How to keep bees away from hummingbird feeders – organic ways to distract the insect

This time-proven method learns from the most natural of inspirations: flowers. Here's what you can learn from them

Hummingbird at a feeder
(Image credit: GettyImages)

Knowing how to keep bees away from hummingbird feeders may seem like a complex and conflicting problem. While it is vital to preserve bees, it is equally important to ensure the hummingbirds have a space to eat and drink without interruption from this popular insect.

Though you may know where to hang your bird feeder and the best type of food for the beloved creature – the question of keeping bees away from hummingbird feeders may remain a problem. However, you can find the solution by taking a cue from a wholly natural source of inspiration: your flowers

How to keep bees away from hummingbird feeders

The most effective wildlife garden ideas are those that stem directly from nature – so it's unsurprising that this bee-prevention method is backed by experts. Because while you may already have plants for birds in your garden, you can learn from them too. Here's what you need to know.

What can we learn from flowers?

'The most time-proven and natural way of excluding bees from your hummingbird feeders is by using the same method that flowers do,' says Dr. Charles van Rees, Ph.D., a conservation scientist and naturalist from Gulo in Nature. But how does the process work? 

'Since pollination requires a given animal to visit two flowers of the same species, plants often don't want different kinds of visitors, either,' Dr. Charles says. Therefore, many plants will specialize – in ensuring their flowers have a shape or form that only one particular type of pollinator can access. 'That way, the pollinator has to specialize, too, and the plant's pollen is less likely to end up on a flower of another species, where they don't want it.'

In the US, many flowers 'specialize in hummingbirds', meaning these plants have 'learned' to exclude bees. They do so by making the openings to the nectar too slender for larger bees – and making themselves accessible to a hummingbird's long beak and tongue. 

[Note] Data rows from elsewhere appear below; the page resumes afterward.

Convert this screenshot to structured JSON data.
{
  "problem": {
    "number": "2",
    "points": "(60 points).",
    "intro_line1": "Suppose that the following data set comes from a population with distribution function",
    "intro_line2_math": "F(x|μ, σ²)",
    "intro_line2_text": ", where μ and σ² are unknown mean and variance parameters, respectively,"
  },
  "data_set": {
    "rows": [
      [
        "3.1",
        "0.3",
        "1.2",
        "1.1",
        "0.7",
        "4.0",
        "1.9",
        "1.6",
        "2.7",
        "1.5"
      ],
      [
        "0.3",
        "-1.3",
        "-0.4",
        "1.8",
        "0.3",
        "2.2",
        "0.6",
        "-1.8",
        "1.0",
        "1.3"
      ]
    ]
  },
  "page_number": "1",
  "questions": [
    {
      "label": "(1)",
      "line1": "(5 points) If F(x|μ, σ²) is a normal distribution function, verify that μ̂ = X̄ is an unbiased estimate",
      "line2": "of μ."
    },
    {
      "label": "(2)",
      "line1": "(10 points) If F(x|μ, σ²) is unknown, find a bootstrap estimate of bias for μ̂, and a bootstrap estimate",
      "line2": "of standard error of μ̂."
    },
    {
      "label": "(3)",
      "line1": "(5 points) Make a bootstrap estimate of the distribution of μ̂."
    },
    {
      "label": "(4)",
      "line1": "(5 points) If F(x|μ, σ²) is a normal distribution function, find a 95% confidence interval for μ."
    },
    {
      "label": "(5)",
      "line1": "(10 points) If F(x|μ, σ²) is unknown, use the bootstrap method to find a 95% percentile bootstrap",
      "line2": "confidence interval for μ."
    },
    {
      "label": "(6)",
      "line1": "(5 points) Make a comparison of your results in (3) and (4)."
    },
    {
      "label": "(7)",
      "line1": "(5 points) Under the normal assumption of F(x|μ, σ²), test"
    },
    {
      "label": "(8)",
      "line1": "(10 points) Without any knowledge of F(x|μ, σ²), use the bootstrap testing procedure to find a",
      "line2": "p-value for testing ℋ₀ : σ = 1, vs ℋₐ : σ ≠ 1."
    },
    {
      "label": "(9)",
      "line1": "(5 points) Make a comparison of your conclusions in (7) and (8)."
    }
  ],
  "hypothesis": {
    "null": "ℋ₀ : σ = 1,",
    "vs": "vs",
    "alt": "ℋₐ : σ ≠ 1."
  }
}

'You can do the same thing by buying hummingbird feeders with bee guards or by purchasing bee guards to outfit your current feeder,' the expert says. 

Hummingbird at a feeder

(Image credit: GettyImages)

1. Mimic a flower

According to Dr. Charles, you can replicate a flower's technique by making the opening to reach the nectar too small for bees. You can also increase the distance between the opening and the nectar source (so bees can't reach it as easily). ' By all means, steal this idea from the flowers,' he says. 'Those species have been gardening for hummingbirds longer than any of us have.' 

2. Clean your hummingbird feeder

Bees are attracted to hummingbird feeders for sugar that builds up on the surface. So, it is worth keeping the area clean to prevent a collection of excess sugar –especially when filling the feeder. 

'Using too much sugar in your hummingbird food can also cause extra sugar to collect outside of the feeder,' Dr. Charles explains. 'Avoiding these issues will go a long way in keeping bees at bay.'

Hummingbird at a feeder

(Image credit: GettyImages)

3. Provide food alternatives

There are a host of flowers that attract bees – but you can also provide other food or water sources for bees to distract them from the feeder. 'Muddy puddles or birdbaths will also attract them, and placing those features strategically in your garden may be a good distraction for the bees,' Dr. Charles adds. 

'Meanwhile, bee-magnet flowers like various mints, lavender, coneflower, sunflowers, and catnip might also draw their attention away.'

Megan Slack
Head of Celebrity Style News

Megan is the Head of Celebrity Style News at Homes & Gardens. She first joined Future Plc as a News Writer across their interiors titles, including Livingetc and Real Homes, before becoming H&G's News Editor in April 2022. She now leads the Celebrity/ News team. Before joining Future, Megan worked as a News Explainer at The Telegraph, following her MA in International Journalism at the University of Leeds. During her BA in English Literature and Creative Writing, she gained writing experience in the US while studying in New York. Megan also focused on travel writing during her time living in Paris, where she produced content for a French travel site. She currently lives in London with her antique typewriter and an expansive collection of houseplants.